Some other examples of complicating factors:
1 - Glial Cells
As njtt said you can’t ignore these, every month or two I read articles about how much more these cells are involved in computation than previously thought.

There are 10x more of these than there are neurons.
2 - Structure Matters
As engineer_comp_geek mentioned, just throwing a bunch of neurons into a simulation does not get you closer to intelligence. For example, grid cells are physically laid out in a grid-like manner and are activated according to an animals movement within a 3D environment and more recently it’s been discovered that they are used while visually processing a scene. If you don’t capture the details of this section of the brain then either your simulation won’t work or you will need to program that functionality in some other manner.
3 - Other Physical Details
Differences in dendrites (strong vs weak) cause differences in signal amplification and timing of transmission and they believe these differences play a role in learning (as opposed to learning being due to changes at the synapse).
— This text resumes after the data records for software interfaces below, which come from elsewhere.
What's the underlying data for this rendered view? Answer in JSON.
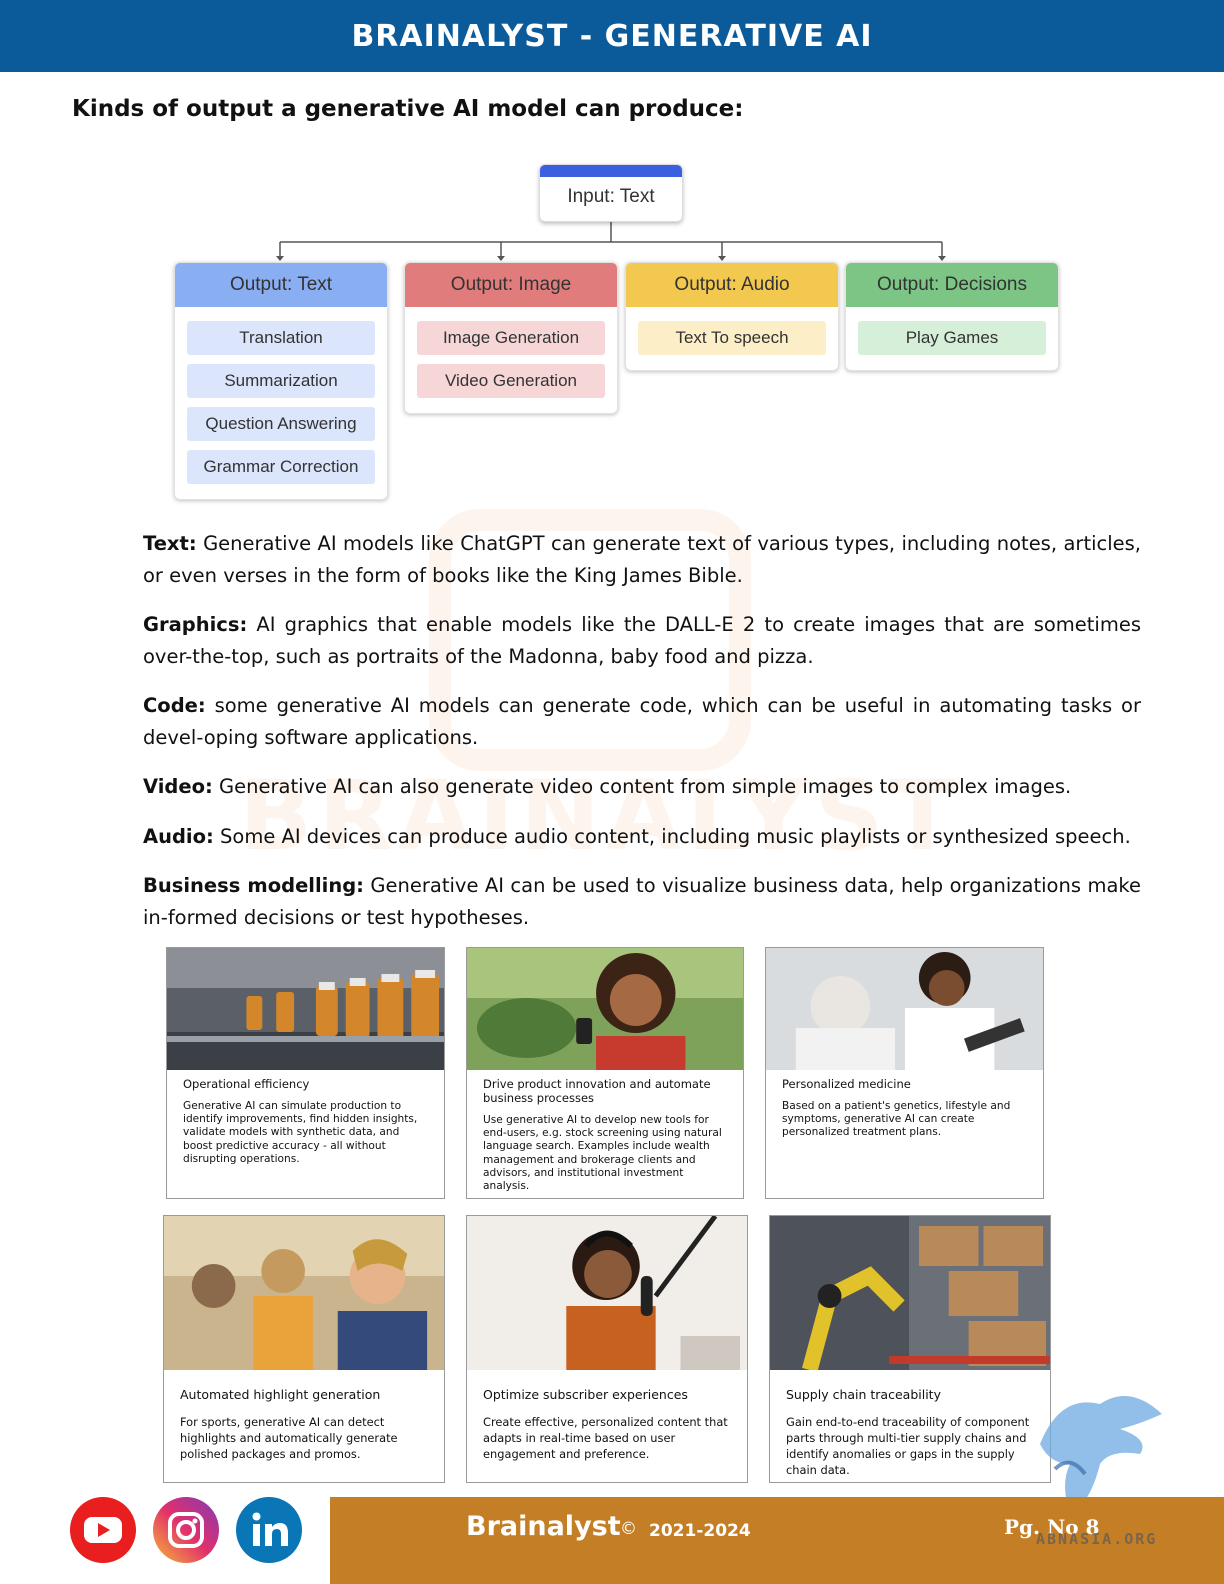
{
  "header": {
    "title": "BRAINALYST - GENERATIVE AI"
  },
  "section_heading": "Kinds of output a generative AI model can produce:",
  "watermark": {
    "text": "BRAINALYST"
  },
  "diagram": {
    "input": "Input: Text",
    "columns": [
      {
        "head": "Output: Text",
        "color": "#8aaef2",
        "items": [
          "Translation",
          "Summarization",
          "Question Answering",
          "Grammar Correction"
        ]
      },
      {
        "head": "Output: Image",
        "color": "#e17c7c",
        "items": [
          "Image Generation",
          "Video Generation"
        ]
      },
      {
        "head": "Output: Audio",
        "color": "#f3c84f",
        "items": [
          "Text To speech"
        ]
      },
      {
        "head": "Output: Decisions",
        "color": "#7cc585",
        "items": [
          "Play Games"
        ]
      }
    ]
  },
  "paragraphs": [
    {
      "label": "Text:",
      "text": " Generative AI models like ChatGPT can generate text of various types, including notes, articles, or even verses in the form of books like the King James Bible."
    },
    {
      "label": "Graphics:",
      "text": " AI graphics that enable models like the DALL-E 2 to create images that are sometimes over-the-top, such as portraits of the Madonna, baby food and pizza."
    },
    {
      "label": "Code:",
      "text": " some generative AI models can generate code, which can be useful in automating tasks or devel-oping software applications."
    },
    {
      "label": "Video:",
      "text": " Generative AI can also generate video content from simple images to complex images."
    },
    {
      "label": "Audio:",
      "text": " Some AI devices can produce audio content, including music playlists or synthesized speech."
    },
    {
      "label": "Business modelling:",
      "text": " Generative AI can be used to visualize business data, help organizations make in-formed decisions or test hypotheses."
    }
  ],
  "cards": [
    {
      "title": "Operational efficiency",
      "body": "Generative AI can simulate production to identify improvements, find hidden insights, validate models with synthetic data, and boost predictive accuracy - all without disrupting operations."
    },
    {
      "title": "Drive product innovation and automate business processes",
      "body": "Use generative AI to develop new tools for end-users, e.g. stock screening using natural language search. Examples include wealth management and brokerage clients and advisors, and institutional investment analysis."
    },
    {
      "title": "Personalized medicine",
      "body": "Based on a patient's genetics, lifestyle and symptoms, generative AI can create personalized treatment plans."
    },
    {
      "title": "Automated highlight generation",
      "body": "For sports, generative AI can detect highlights and automatically generate polished packages and promos."
    },
    {
      "title": "Optimize subscriber experiences",
      "body": "Create effective, personalized content that adapts in real-time based on user engagement and preference."
    },
    {
      "title": "Supply chain traceability",
      "body": "Gain end-to-end traceability of component parts through multi-tier supply chains and identify anomalies or gaps in the supply chain data."
    }
  ],
  "footer": {
    "brand": "Brainalyst",
    "copyright": "©",
    "years": "2021-2024",
    "page": "Pg. No 8",
    "site": "ABNASIA.ORG"
  },
  "colors": {
    "header_blue": "#0b5a9a",
    "footer_orange": "#c47f26"
  }
}
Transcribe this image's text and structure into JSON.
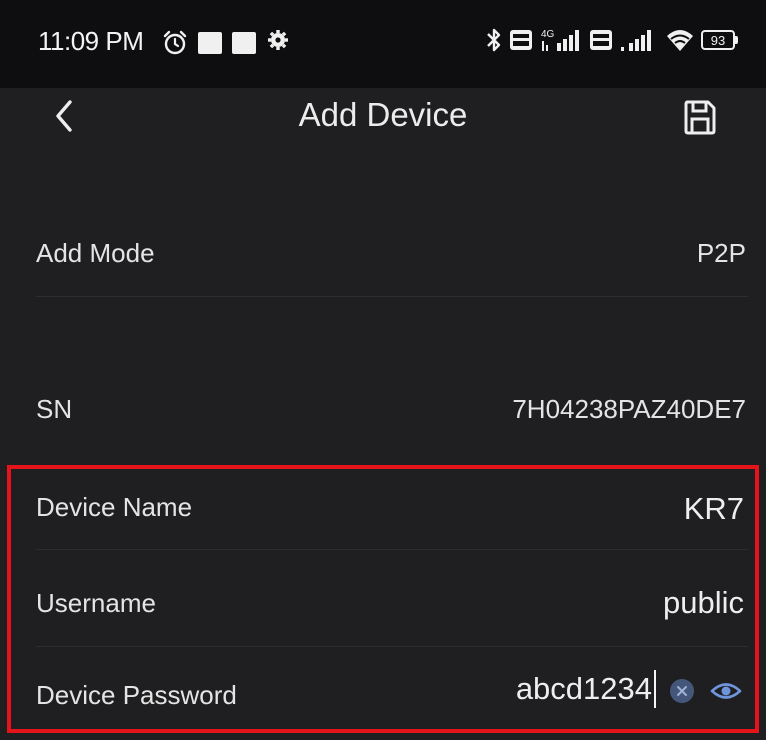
{
  "status_bar": {
    "time": "11:09 PM",
    "battery": "93",
    "icons": [
      "alarm-icon",
      "notification-square-icon",
      "notification-square-icon",
      "settings-gear-icon",
      "bluetooth-icon",
      "volte-icon",
      "4g-signal-icon",
      "volte-icon",
      "signal-icon",
      "wifi-icon",
      "battery-icon"
    ]
  },
  "nav": {
    "title": "Add Device",
    "back_icon": "chevron-left-icon",
    "save_icon": "floppy-disk-icon"
  },
  "fields": {
    "add_mode": {
      "label": "Add Mode",
      "value": "P2P"
    },
    "sn": {
      "label": "SN",
      "value": "7H04238PAZ40DE7"
    },
    "device_name": {
      "label": "Device Name",
      "value": "KR7"
    },
    "username": {
      "label": "Username",
      "value": "public"
    },
    "device_password": {
      "label": "Device Password",
      "value": "abcd1234",
      "clear_icon": "clear-x-icon",
      "reveal_icon": "eye-icon"
    }
  },
  "colors": {
    "background": "#1f1f21",
    "status_bar": "#0e0e10",
    "text": "#e4e4e4",
    "highlight": "#e5141a",
    "accent": "#6f95dc"
  }
}
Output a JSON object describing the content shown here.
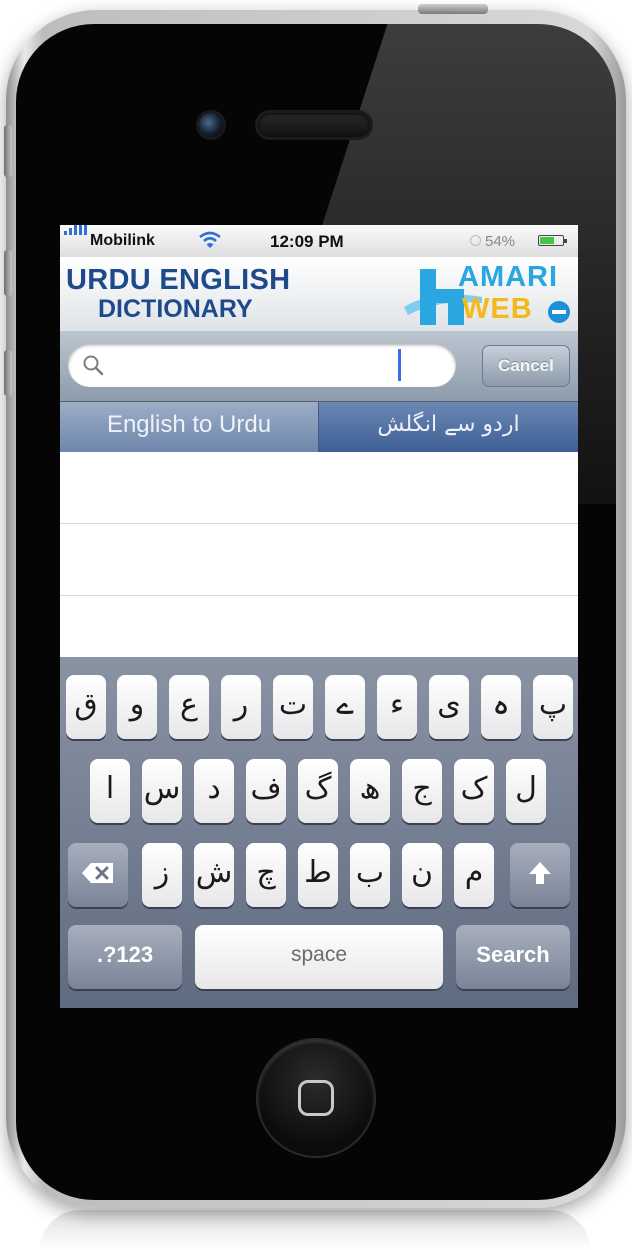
{
  "status_bar": {
    "carrier": "Mobilink",
    "time": "12:09 PM",
    "battery": "54%",
    "icons": [
      "signal-bars-icon",
      "wifi-icon",
      "sync-icon",
      "battery-icon"
    ]
  },
  "header": {
    "title_line1": "URDU ENGLISH",
    "title_line2": "DICTIONARY",
    "brand_word1": "AMARI",
    "brand_word2": "WEB"
  },
  "search": {
    "placeholder": "",
    "value": "",
    "cancel_label": "Cancel"
  },
  "tabs": [
    {
      "label": "English to Urdu",
      "selected": false
    },
    {
      "label": "اردو سے انگلش",
      "selected": true
    }
  ],
  "keyboard": {
    "row1": [
      "ق",
      "و",
      "ع",
      "ر",
      "ت",
      "ے",
      "ء",
      "ی",
      "ہ",
      "پ"
    ],
    "row2": [
      "ا",
      "س",
      "د",
      "ف",
      "گ",
      "ھ",
      "ج",
      "ک",
      "ل"
    ],
    "row3": [
      "ز",
      "ش",
      "چ",
      "ط",
      "ب",
      "ن",
      "م"
    ],
    "mode_label": ".?123",
    "space_label": "space",
    "search_label": "Search"
  },
  "colors": {
    "title_blue": "#1e4a8c",
    "brand_blue": "#2aa6e0",
    "brand_yellow": "#f4b81b",
    "tab_bar": "#4a6aa0",
    "caret": "#3a6ee8"
  }
}
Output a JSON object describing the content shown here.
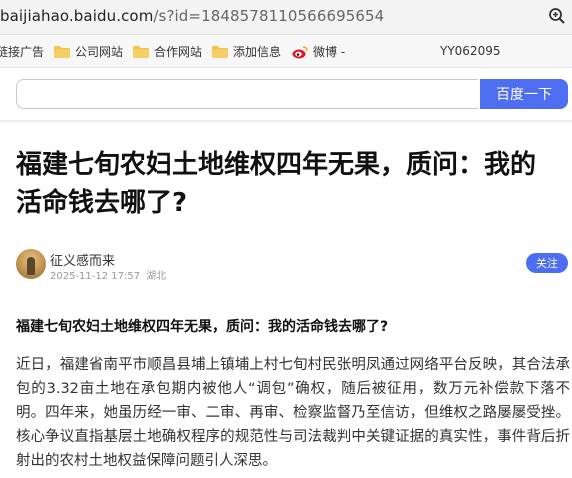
{
  "browser": {
    "url_host": "baijiahao.baidu.com",
    "url_rest": "/s?id=1848578110566695654"
  },
  "bookmarks": {
    "items": [
      {
        "label": "链接广告"
      },
      {
        "label": "公司网站"
      },
      {
        "label": "合作网站"
      },
      {
        "label": "添加信息"
      },
      {
        "label": "微博 -"
      }
    ],
    "extra": "YY062095"
  },
  "search": {
    "value": "",
    "button_label": "百度一下"
  },
  "article": {
    "title": "福建七旬农妇土地维权四年无果，质问：我的活命钱去哪了?",
    "author": "征义感而来",
    "date": "2025-11-12 17:57",
    "location": "湖北",
    "follow_label": "关注",
    "subtitle": "福建七旬农妇土地维权四年无果，质问：我的活命钱去哪了?",
    "paragraph": "近日，福建省南平市顺昌县埔上镇埔上村七旬村民张明凤通过网络平台反映，其合法承包的3.32亩土地在承包期内被他人“调包”确权，随后被征用，数万元补偿款下落不明。四年来，她虽历经一审、二审、再审、检察监督乃至信访，但维权之路屡屡受挫。核心争议直指基层土地确权程序的规范性与司法裁判中关键证据的真实性，事件背后折射出的农村土地权益保障问题引人深思。"
  },
  "colors": {
    "accent": "#4e6ef2",
    "folder": "#f2c14e"
  },
  "icons": [
    "zoom-icon",
    "folder-icon",
    "weibo-icon"
  ]
}
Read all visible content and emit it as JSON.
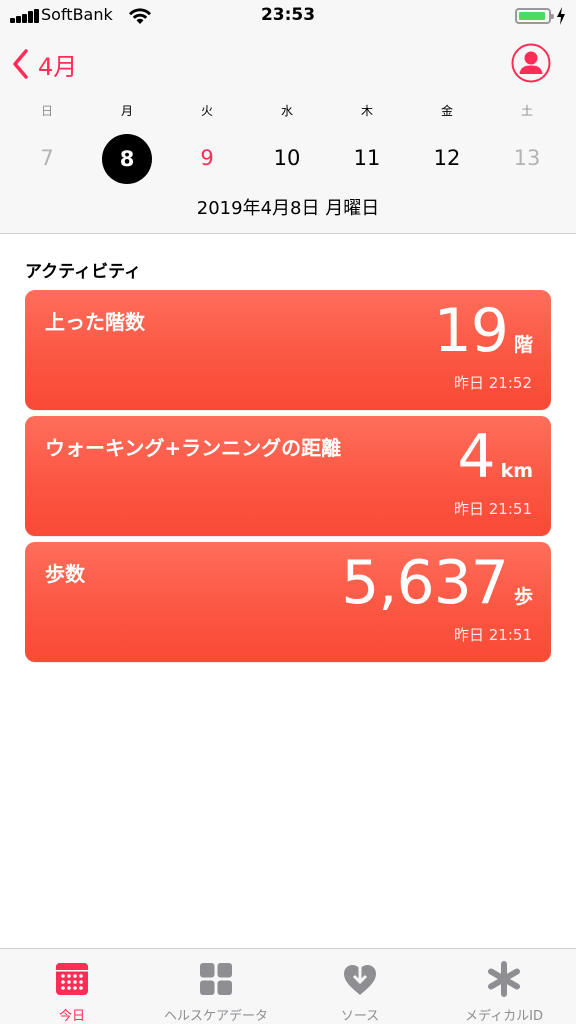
{
  "status_bar": {
    "carrier": "SoftBank",
    "time": "23:53"
  },
  "nav": {
    "back_label": "4月"
  },
  "calendar": {
    "weekdays": [
      "日",
      "月",
      "火",
      "水",
      "木",
      "金",
      "土"
    ],
    "dates": [
      "7",
      "8",
      "9",
      "10",
      "11",
      "12",
      "13"
    ],
    "selected_date": "8",
    "date_line": "2019年4月8日 月曜日"
  },
  "activity": {
    "section_title": "アクティビティ",
    "cards": [
      {
        "title": "上った階数",
        "value": "19",
        "unit": "階",
        "time": "昨日 21:52"
      },
      {
        "title": "ウォーキング+ランニングの距離",
        "value": "4",
        "unit": "km",
        "time": "昨日 21:51"
      },
      {
        "title": "歩数",
        "value": "5,637",
        "unit": "歩",
        "time": "昨日 21:51"
      }
    ]
  },
  "tabbar": {
    "tabs": [
      {
        "label": "今日",
        "icon": "calendar-icon"
      },
      {
        "label": "ヘルスケアデータ",
        "icon": "grid-icon"
      },
      {
        "label": "ソース",
        "icon": "heart-download-icon"
      },
      {
        "label": "メディカルID",
        "icon": "asterisk-icon"
      }
    ]
  },
  "colors": {
    "accent": "#ff2d55",
    "card_top": "#fe6e5b",
    "card_bottom": "#f94a36",
    "battery": "#4cd964"
  }
}
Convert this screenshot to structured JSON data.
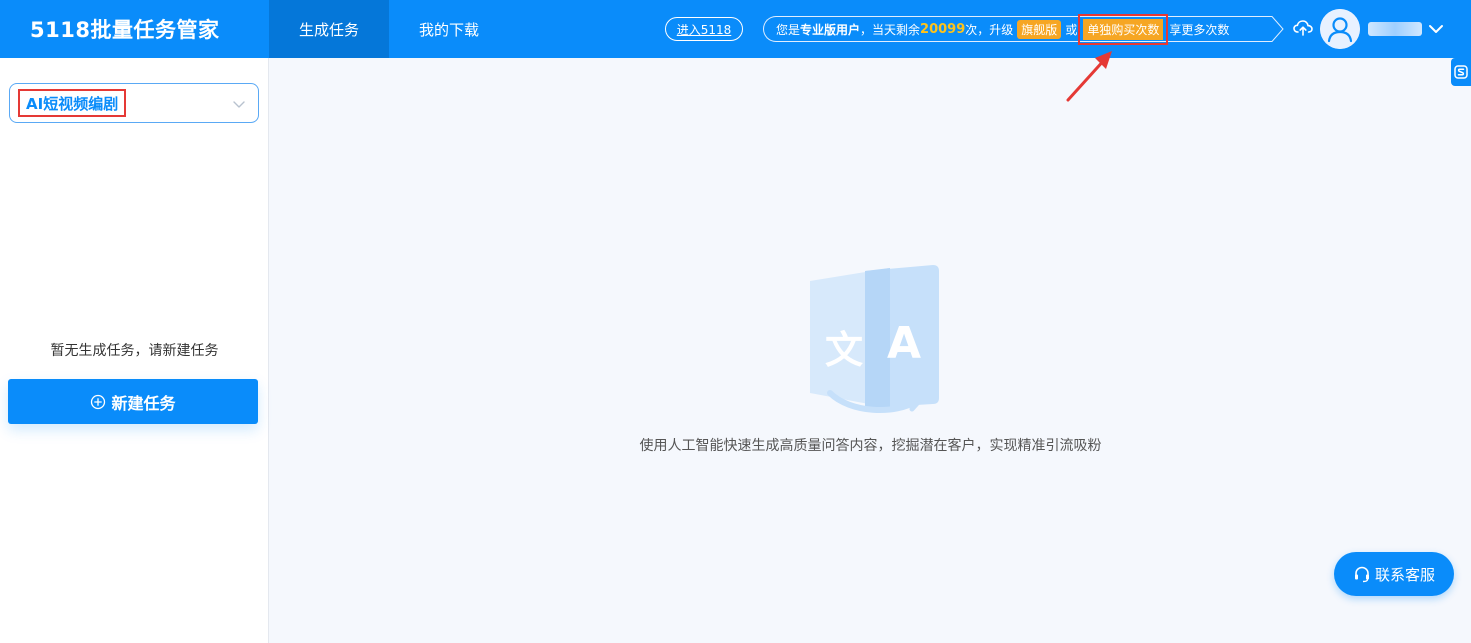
{
  "header": {
    "logo": "5118批量任务管家",
    "tabs": [
      {
        "label": "生成任务",
        "active": true
      },
      {
        "label": "我的下载",
        "active": false
      }
    ],
    "enter_link": "进入5118",
    "status": {
      "prefix": "您是",
      "user_type": "专业版用户",
      "mid1": "，当天剩余",
      "remaining": "20099",
      "mid2": "次，升级",
      "flagship_badge": "旗舰版",
      "or": "或",
      "buy_badge": "单独购买次数",
      "suffix": "享更多次数"
    },
    "icons": {
      "upload": "cloud-upload-icon",
      "avatar": "user-avatar-icon",
      "menu": "chevron-down-icon"
    }
  },
  "sidebar": {
    "select_value": "AI短视频编剧",
    "empty_text": "暂无生成任务，请新建任务",
    "new_task_label": "新建任务"
  },
  "main": {
    "description": "使用人工智能快速生成高质量问答内容，挖掘潜在客户，实现精准引流吸粉"
  },
  "floating": {
    "service_label": "联系客服"
  },
  "colors": {
    "primary": "#0a8cfa",
    "active_tab": "#0577d9",
    "highlight": "#ffc31a",
    "badge": "#f6a623",
    "annotation": "#e53935"
  }
}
These types of details are important and the scientists are discovering more and more of these all the time.